Plato was the first great figure in Western philosophy to assess the value of the arts; he famously argued in the Republic that traditionally accepted forms of poetry, drama, and music are unsound, claiming they are conducive to warped ethical standards, detrimental to the psyche, and purveyors of illusions about important matters in human life. This view has been widely rejected; but Christopher Janaway here argues that Plato's hostile case is a more coherent and profound challenge to the arts than has sometimes been supposed. Denying that Plato advocates 'good art' in any modern sense, Dr Janaway seeks both to understand Plato's critique in the context of his own philosophy and to locate him in today's philosophy of art, showing how issues in aesthetics arise from responses to his charges. Plato's questions about beauty, emotion, representation, ethical knowledge, artistic autonomy, and censorship are of contemporary relevance as formerly secure assumptions about the value of art and the aesthetic come under scrutiny.
Images of Excellence gives a new and original view of a famous issue in the history of philosophy; it is written not only for readers working in ancient philosophy, but for all who are interested in aesthetics, art theory, and literary theory.
`This book is well argued and well researched, providing a cohesive, readable, thorough, and convincing account of these important first arguments in favor of censorhips, while also outlining some ways in which modern philosophiers have tried to meet Plato's objections ... everyone with an interest in aesthetics will profit from this excellent new approach.'
Elizabeth Belfiore, Religious Studies Review
`a real virtue of Janaway's book is the seriousness with which he treats Plato on the arts ... Janaway succeeds admirably in reawakening us to the depth of Plato's critique of the arts.'
Asli Gocer, Ancient Philosophy
he tries honestly to confront Plato on his own terms, and to nsk what defence we can make of the arts.
`Christopher Janaway's approach cuts through a great many strategic knots.'
Times Literary Supplement
`This is a lucid and thoughtful survey, which is effective both as an introduction to the topic and as a contribution to scholarly debate ... I found very little in the main thrust of the detailed argument of Janaway's book which did not strike me as convincing. I think that it makes a real contribution both as a survey and a suggestive piece of scholarship.'
British Journal of Aesthetics
`He has an excellent knowledge of Greek and of Plato's cultural world. He strikes a fine balance between lucid exposition of the texts, explanation of standard and alternative views and relevant aesthetic theory, and his own interpretations ... His views are often persuasive, and always interesting, meticulously argued, and worthy of serious consideration ... Classicists will learn a great deal from Janaway about what philosophers do and how they do it ...
Non-philosophers will also receive a clear and accessible introduction to the theory and history of aesthetics ... Janaway's philosophical analysis is at a highly specialized and sophisticated level ...
this book makes a powerful statement of Plato's claim to importance in the area of aesthetic theory ... this is a stimulating, enlightening, highly intelligent and well written book ... The book is also well produced.'
Bryn Mawr Classical Review
`Janaway, it is not surprising to find, wants to rehabilitate Plato as a theorist of aesthetics ... Although the point is not a novel one, Janaway has made it carefully and in extenso.

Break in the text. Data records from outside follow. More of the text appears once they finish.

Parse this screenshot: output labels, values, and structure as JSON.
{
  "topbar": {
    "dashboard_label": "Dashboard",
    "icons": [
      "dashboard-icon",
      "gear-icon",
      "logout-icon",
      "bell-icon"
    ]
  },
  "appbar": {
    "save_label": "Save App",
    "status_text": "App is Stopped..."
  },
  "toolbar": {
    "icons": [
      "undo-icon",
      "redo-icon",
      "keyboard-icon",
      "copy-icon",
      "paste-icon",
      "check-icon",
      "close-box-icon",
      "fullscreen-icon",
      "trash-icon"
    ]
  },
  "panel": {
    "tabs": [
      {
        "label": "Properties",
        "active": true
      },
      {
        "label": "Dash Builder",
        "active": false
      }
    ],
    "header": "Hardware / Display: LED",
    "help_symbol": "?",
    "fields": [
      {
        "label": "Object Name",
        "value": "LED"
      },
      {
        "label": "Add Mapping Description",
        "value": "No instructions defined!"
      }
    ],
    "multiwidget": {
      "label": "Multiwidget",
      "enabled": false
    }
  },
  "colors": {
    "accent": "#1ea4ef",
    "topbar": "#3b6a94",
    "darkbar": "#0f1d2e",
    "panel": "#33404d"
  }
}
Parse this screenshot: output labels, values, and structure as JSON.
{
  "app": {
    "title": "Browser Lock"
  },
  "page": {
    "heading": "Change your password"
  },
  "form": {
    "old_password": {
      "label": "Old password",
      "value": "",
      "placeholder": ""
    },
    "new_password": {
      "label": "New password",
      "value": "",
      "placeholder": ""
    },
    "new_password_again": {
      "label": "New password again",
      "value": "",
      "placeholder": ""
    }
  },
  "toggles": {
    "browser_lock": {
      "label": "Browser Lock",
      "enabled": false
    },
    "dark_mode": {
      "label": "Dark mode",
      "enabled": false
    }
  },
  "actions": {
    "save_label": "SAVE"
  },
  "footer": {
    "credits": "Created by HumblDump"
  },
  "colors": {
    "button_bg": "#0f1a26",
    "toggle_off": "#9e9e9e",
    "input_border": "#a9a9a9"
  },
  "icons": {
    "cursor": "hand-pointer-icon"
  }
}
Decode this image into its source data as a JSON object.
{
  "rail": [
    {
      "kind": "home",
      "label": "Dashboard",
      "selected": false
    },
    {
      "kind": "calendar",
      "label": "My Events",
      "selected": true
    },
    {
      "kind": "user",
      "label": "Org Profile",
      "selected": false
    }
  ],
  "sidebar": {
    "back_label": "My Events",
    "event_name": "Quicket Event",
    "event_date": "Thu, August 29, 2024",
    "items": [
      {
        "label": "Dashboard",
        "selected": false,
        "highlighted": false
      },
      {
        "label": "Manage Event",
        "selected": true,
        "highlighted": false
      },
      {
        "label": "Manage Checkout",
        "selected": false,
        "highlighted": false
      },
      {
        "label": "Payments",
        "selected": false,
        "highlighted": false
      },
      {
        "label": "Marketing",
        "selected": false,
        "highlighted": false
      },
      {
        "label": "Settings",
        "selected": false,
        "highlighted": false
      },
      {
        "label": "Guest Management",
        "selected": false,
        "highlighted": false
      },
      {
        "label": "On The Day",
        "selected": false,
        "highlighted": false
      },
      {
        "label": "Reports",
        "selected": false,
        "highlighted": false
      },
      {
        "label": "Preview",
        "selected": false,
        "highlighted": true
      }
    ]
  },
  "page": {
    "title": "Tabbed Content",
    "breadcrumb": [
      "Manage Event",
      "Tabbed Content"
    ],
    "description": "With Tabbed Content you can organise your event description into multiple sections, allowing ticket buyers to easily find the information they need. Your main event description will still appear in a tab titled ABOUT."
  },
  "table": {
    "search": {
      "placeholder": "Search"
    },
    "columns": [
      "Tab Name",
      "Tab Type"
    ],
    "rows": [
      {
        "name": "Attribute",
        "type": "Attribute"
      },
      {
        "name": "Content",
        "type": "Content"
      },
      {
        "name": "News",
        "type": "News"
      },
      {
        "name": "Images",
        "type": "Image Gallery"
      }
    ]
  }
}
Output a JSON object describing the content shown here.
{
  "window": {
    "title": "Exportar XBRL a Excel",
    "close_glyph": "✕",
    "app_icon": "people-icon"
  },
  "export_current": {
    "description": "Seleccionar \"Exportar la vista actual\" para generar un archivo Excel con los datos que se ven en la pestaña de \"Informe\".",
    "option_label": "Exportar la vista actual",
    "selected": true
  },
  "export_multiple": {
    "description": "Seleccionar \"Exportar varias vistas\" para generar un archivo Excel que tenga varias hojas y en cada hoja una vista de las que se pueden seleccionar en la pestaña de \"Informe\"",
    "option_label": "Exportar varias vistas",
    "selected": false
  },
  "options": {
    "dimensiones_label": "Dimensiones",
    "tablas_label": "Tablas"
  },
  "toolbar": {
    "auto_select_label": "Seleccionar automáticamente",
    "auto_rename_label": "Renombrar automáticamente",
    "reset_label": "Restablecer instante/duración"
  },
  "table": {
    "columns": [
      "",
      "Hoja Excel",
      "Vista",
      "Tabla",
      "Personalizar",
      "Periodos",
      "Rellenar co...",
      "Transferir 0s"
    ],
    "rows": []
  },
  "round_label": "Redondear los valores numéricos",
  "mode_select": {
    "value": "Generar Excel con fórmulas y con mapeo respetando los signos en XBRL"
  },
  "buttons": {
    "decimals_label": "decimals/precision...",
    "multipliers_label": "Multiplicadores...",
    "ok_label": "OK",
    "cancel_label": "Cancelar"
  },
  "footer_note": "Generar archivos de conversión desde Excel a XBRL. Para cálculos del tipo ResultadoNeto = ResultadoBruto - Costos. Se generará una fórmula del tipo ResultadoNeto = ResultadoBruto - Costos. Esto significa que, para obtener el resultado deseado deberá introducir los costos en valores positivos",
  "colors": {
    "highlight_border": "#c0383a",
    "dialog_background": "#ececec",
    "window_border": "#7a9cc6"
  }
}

Moreover, he tries honestly to confront Plato on his own terms, and to ask what defence we can make of the arts.'
The Classical Outlook
`This gracefully written, jargon-free, and fair-minded study should not only provoke lively discussion among specialists but also be useful to other readers as a clear and systematic guide to what the Platonic dialogues have to say about art. In spite of the fact that those who are very familiar with this topic may not encounter many ideas that seem entirely new, this is a very valuable book.'
Journal of Hellenic Studies
`The complexity of Janaway's undertaking is considerable. To the credit of the book, it provides a consistent, if not always convincing, reading of the diverse discussions of poetry, the arts, imitation and poetic inspiration ... Janaway's reading of Plato is careful and illuminating ... consistently plausible ... his comprehensive survey of Plato's critique of the arts is useful, informative and provocative. It provides a needed bridge between classical
studies and philosophical aesthetics'
Dabney Townsend, The Philosophical Quarterly
`A timely and readable analysis of a notoriously complex subject.'